Recovering Alcoholic’s Claims Dismissed Because He Did Not Show He Was “Disabled”
A federal court in New York dismissed all claims asserted by a recovering alcoholic under the Americans with Disabilities Act and the Rehabilitation Act for numerous reasons including that he did not show he was “disabled.” Johnson v. N.Y. State Office of Alcoholism & Substance Abuse Servs., No. 16-cv-9769 (S.D.N.Y. March 13, 2018).
Plaintiff, a recovering alcoholic, was a former Addictions Counselor Assistant at the Creedmoor Addiction Treatment Center. He sued his employer, New York State Office of Alcoholism and Substance Abuse Services (“OASAS”) alleging he was harassed, discriminated and retaliated against in violation of the ADA and Rehabilitation Act. Specifically, he alleged that he was passed over for a promotion, denied a transfer, and assigned “jobs nobody wants to do.” He further alleged that he suffered adverse actions in retaliation for both internal complaints he made about purported violations of his clients’ rights, and for a subsequent federal action he filed in 2015. In his view, OASAS “created a hostile work environment” such by giving him negative evaluations, instructing him to confiscate clients’ property, and denying the clients visitation rights.

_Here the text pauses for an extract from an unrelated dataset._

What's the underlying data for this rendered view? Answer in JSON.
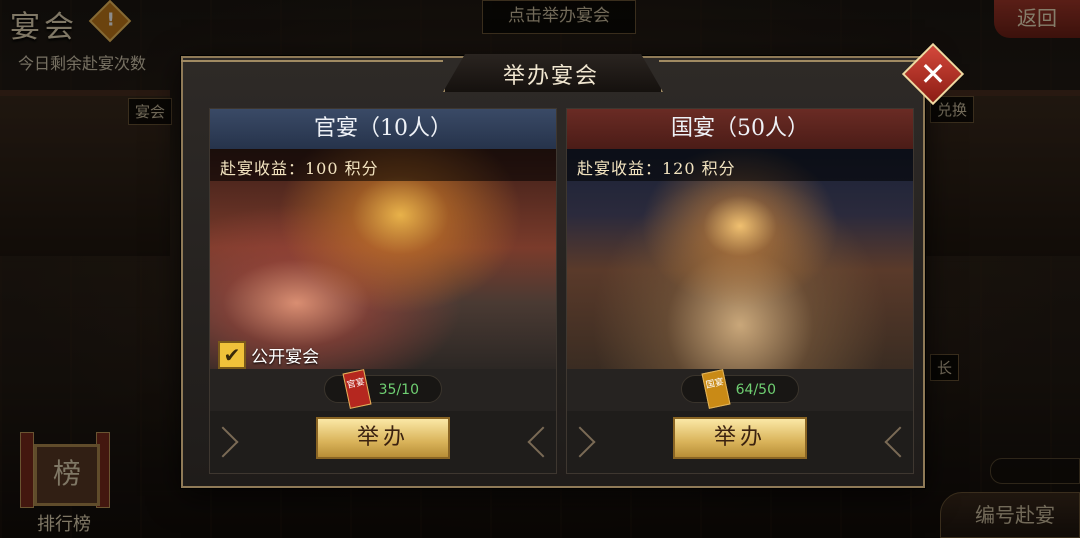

The Court held that Plaintiff failed to state facts sufficiently connecting his “alleged” disability to his “laundry list of workplace grievances.” The Court centered its analysis on whether Plaintiff adequately pleaded that he was “disabled” under the ADA and Rehabilitation Act. Plaintiff failed to allege that his supervisors regarded him as having a disability or even that they were aware of his alcoholism. He further failed to allege that he had a record of a substantially limiting impairment. The court stated that Plaintiff assumed that he is disabled with the meaning of federal law because he identifies as a “recovering alcoholic.” While alcoholism is recognized as an “impairment” under federal law, “more than a physical or mental impairment is required to satisfy the definition of disability.” A plaintiff must also allege facts showing that his or her status as a recovering addict “substantially limits” one of his or her “major life activities.” Because Plaintiff failed to plead such facts, his disability discrimination and failure to accommodate claims were dismissed.
As to the retaliation claims, the Court concluded that even if Plaintiff could prove that the employer took an “adverse action” against him, he failed to plead facts showing that any alleged adverse action was “because” of his opposition to any unlawful employment practice. Retaliation claims require a plaintiff to allege facts showing a “but-for” causal connection. Plaintiff’s conclusory allegations that the employer took various adverse actions against him in response to his complaints about purported violations of clients’ rights was not sufficient. Additionally, the temporal time frame between the filing of his federal action in April 2015 and the purported adverse actions said to occur in February 2016 was too remote, by itself, to raise an inference of but-for causation.
Similarly, Plaintiff’s hostile work environment claims failed because his collective examples of alleged hostility and workplace abuse fell short of the standard, and his allegations did not establish that the alleged hostile conduct occurred on account of his alleged disability. Accordingly, all of Plaintiff’s claims were dismissed.